The council now says it’s up to the government to match rent and services levels.

In the aftermath of the Grenfell disaster, the government made a pledge that survivors would be rehoused permanently on the same rent they were paying previously.

For families who were left with nothing after the fire, knowing that no one would be financially worse off after being rehoused would have provided a glimmer of hope for a stable future.

And this is a commitment that we’ve heard time and again. Just last week, the Department for Communities and Local Government (DCLG) reaffirmed in a statement, that the former tenants “will pay no more in rent and service charges for their permanent social housing than they were paying before”.

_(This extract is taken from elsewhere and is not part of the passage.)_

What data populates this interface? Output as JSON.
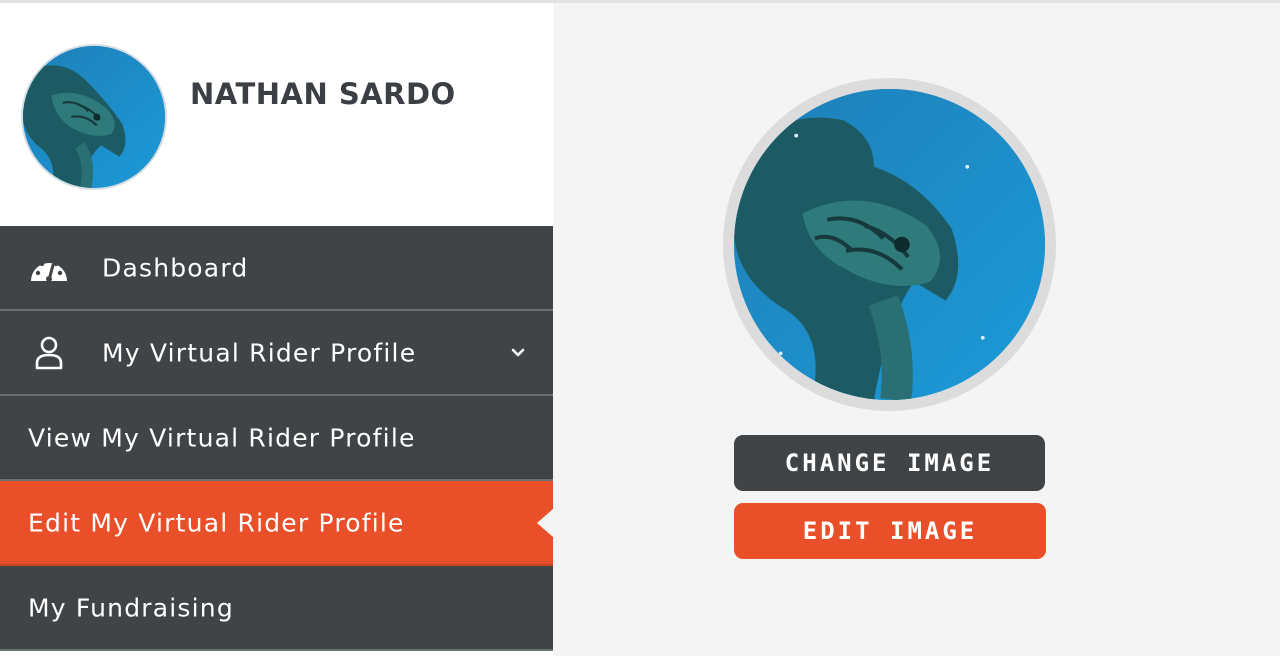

But less than six weeks since the tragedy struck, Kensington and Chelsea Council has made it perfectly clear that responsibility for honouring this lies solely with DCLG.

When it recently published its proposed policy for allocating permanent housing to survivors, the council washed its hands of the promise, saying that it’s up to the government to match rent and services levels:

“These commitments fall within the remit of the Government rather than the Council... It is anticipated that the Department for Communities and Local Government will make a public statement about commitments that fall within its remit, and provide details of the period of time over which any such commitments will apply.”

And the final version of the policy waters down the promise even further by downplaying the government’s promise to match rents on a permanent basis, while still making clear it’s nothing to do with the council:

It is anticipated that DCLG will make a public statement about its commitment to meeting the rent and/or service charge liabilities of households rehoused under this policy, including details of the period of time over which any such commitment will apply. Therefore, such commitments fall outside the remit of this policy.”

It seems Kensington and Chelsea council intends to do nothing itself to alter the rents of long-term homes on which survivors will soon be able to bid.

But if the council won’t take responsibility, how much power does central government actually have to do this? Beyond a statement of intent, it has said very little on how it can or will intervene. This could leave Grenfell survivors without any reassurance that they won’t be worse off than they were before the fire.

As the survivors begin to bid for permanent homes, it is vital they are aware of any financial commitments they are making – or families could find themselves signing up to permanent tenancies without knowing if they will be able to afford them after the 12 months they get rent free.

Strangely, the council’s public Q&A to residents on rehousing is more optimistic. It says that the government has confirmed that rents and service charges will be no greater than residents were paying at Grenfell Walk – but is still silent on the ambiguity as to how this will be achieved.

Urgent clarification is needed from the government on how it plans to make good on its promise to protect the people of Grenfell Tower from financial hardship and further heartache down the line.

Kate Webb is head of policy at the housing charity Shelter. Follow her @KateBWebb.